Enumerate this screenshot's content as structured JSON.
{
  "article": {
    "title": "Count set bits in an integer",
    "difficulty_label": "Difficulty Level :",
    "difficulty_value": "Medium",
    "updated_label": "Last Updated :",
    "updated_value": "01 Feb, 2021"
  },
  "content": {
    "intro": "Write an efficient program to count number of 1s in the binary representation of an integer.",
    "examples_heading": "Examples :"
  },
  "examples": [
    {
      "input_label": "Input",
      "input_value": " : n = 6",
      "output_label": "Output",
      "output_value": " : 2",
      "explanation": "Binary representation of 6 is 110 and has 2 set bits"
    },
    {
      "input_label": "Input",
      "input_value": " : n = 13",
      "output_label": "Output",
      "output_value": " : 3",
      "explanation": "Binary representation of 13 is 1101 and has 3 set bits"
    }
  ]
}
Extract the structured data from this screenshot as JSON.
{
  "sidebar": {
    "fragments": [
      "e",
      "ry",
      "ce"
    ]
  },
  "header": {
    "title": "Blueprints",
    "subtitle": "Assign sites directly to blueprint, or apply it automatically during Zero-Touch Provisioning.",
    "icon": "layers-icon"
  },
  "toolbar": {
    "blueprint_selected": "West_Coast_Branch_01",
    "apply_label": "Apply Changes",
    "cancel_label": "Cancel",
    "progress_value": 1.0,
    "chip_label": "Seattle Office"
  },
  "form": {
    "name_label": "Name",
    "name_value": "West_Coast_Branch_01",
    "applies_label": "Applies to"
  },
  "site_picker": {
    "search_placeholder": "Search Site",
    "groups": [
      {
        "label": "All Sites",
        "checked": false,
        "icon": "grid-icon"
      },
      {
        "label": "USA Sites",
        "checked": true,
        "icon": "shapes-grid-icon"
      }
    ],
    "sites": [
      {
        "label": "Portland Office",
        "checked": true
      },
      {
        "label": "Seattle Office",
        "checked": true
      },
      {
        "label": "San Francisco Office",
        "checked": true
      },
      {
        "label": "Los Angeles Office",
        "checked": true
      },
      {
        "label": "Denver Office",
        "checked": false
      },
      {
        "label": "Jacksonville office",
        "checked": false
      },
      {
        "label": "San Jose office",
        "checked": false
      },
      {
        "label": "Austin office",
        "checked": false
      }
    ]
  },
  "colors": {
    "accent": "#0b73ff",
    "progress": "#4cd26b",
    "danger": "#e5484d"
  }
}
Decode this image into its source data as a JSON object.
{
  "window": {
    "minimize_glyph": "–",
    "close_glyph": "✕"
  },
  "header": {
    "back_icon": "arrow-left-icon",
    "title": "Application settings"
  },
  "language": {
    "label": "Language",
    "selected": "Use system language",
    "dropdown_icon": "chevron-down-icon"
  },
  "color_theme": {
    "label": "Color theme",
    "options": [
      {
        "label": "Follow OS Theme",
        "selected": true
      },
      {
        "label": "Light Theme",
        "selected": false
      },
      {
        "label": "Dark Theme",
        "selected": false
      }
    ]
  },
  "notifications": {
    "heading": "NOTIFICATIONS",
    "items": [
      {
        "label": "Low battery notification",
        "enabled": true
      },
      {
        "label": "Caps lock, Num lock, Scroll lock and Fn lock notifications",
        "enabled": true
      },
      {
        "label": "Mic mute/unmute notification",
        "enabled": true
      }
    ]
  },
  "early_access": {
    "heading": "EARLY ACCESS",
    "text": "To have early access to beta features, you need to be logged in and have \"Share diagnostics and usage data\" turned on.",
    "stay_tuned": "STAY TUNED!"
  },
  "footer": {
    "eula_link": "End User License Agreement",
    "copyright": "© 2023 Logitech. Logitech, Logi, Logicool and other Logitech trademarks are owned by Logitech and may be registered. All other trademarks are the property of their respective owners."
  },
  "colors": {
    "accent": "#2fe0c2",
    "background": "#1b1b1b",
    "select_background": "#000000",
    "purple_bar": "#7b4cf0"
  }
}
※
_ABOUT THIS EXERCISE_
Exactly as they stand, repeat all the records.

_SOLUTION FOR THIS EXERCISE_
Enumerate this screenshot's content as structured JSON.
{
  "article": {
    "title": "Count set bits in an integer",
    "difficulty_label": "Difficulty Level :",
    "difficulty_value": "Medium",
    "updated_label": "Last Updated :",
    "updated_value": "01 Feb, 2021"
  },
  "content": {
    "intro": "Write an efficient program to count number of 1s in the binary representation of an integer.",
    "examples_heading": "Examples :"
  },
  "examples": [
    {
      "input_label": "Input",
      "input_value": " : n = 6",
      "output_label": "Output",
      "output_value": " : 2",
      "explanation": "Binary representation of 6 is 110 and has 2 set bits"
    },
    {
      "input_label": "Input",
      "input_value": " : n = 13",
      "output_label": "Output",
      "output_value": " : 3",
      "explanation": "Binary representation of 13 is 1101 and has 3 set bits"
    }
  ]
}
Extract the structured data from this screenshot as JSON.
{
  "sidebar": {
    "fragments": [
      "e",
      "ry",
      "ce"
    ]
  },
  "header": {
    "title": "Blueprints",
    "subtitle": "Assign sites directly to blueprint, or apply it automatically during Zero-Touch Provisioning.",
    "icon": "layers-icon"
  },
  "toolbar": {
    "blueprint_selected": "West_Coast_Branch_01",
    "apply_label": "Apply Changes",
    "cancel_label": "Cancel",
    "progress_value": 1.0,
    "chip_label": "Seattle Office"
  },
  "form": {
    "name_label": "Name",
    "name_value": "West_Coast_Branch_01",
    "applies_label": "Applies to"
  },
  "site_picker": {
    "search_placeholder": "Search Site",
    "groups": [
      {
        "label": "All Sites",
        "checked": false,
        "icon": "grid-icon"
      },
      {
        "label": "USA Sites",
        "checked": true,
        "icon": "shapes-grid-icon"
      }
    ],
    "sites": [
      {
        "label": "Portland Office",
        "checked": true
      },
      {
        "label": "Seattle Office",
        "checked": true
      },
      {
        "label": "San Francisco Office",
        "checked": true
      },
      {
        "label": "Los Angeles Office",
        "checked": true
      },
      {
        "label": "Denver Office",
        "checked": false
      },
      {
        "label": "Jacksonville office",
        "checked": false
      },
      {
        "label": "San Jose office",
        "checked": false
      },
      {
        "label": "Austin office",
        "checked": false
      }
    ]
  },
  "colors": {
    "accent": "#0b73ff",
    "progress": "#4cd26b",
    "danger": "#e5484d"
  }
}
Decode this image into its source data as a JSON object.
{
  "window": {
    "minimize_glyph": "–",
    "close_glyph": "✕"
  },
  "header": {
    "back_icon": "arrow-left-icon",
    "title": "Application settings"
  },
  "language": {
    "label": "Language",
    "selected": "Use system language",
    "dropdown_icon": "chevron-down-icon"
  },
  "color_theme": {
    "label": "Color theme",
    "options": [
      {
        "label": "Follow OS Theme",
        "selected": true
      },
      {
        "label": "Light Theme",
        "selected": false
      },
      {
        "label": "Dark Theme",
        "selected": false
      }
    ]
  },
  "notifications": {
    "heading": "NOTIFICATIONS",
    "items": [
      {
        "label": "Low battery notification",
        "enabled": true
      },
      {
        "label": "Caps lock, Num lock, Scroll lock and Fn lock notifications",
        "enabled": true
      },
      {
        "label": "Mic mute/unmute notification",
        "enabled": true
      }
    ]
  },
  "early_access": {
    "heading": "EARLY ACCESS",
    "text": "To have early access to beta features, you need to be logged in and have \"Share diagnostics and usage data\" turned on.",
    "stay_tuned": "STAY TUNED!"
  },
  "footer": {
    "eula_link": "End User License Agreement",
    "copyright": "© 2023 Logitech. Logitech, Logi, Logicool and other Logitech trademarks are owned by Logitech and may be registered. All other trademarks are the property of their respective owners."
  },
  "colors": {
    "accent": "#2fe0c2",
    "background": "#1b1b1b",
    "select_background": "#000000",
    "purple_bar": "#7b4cf0"
  }
}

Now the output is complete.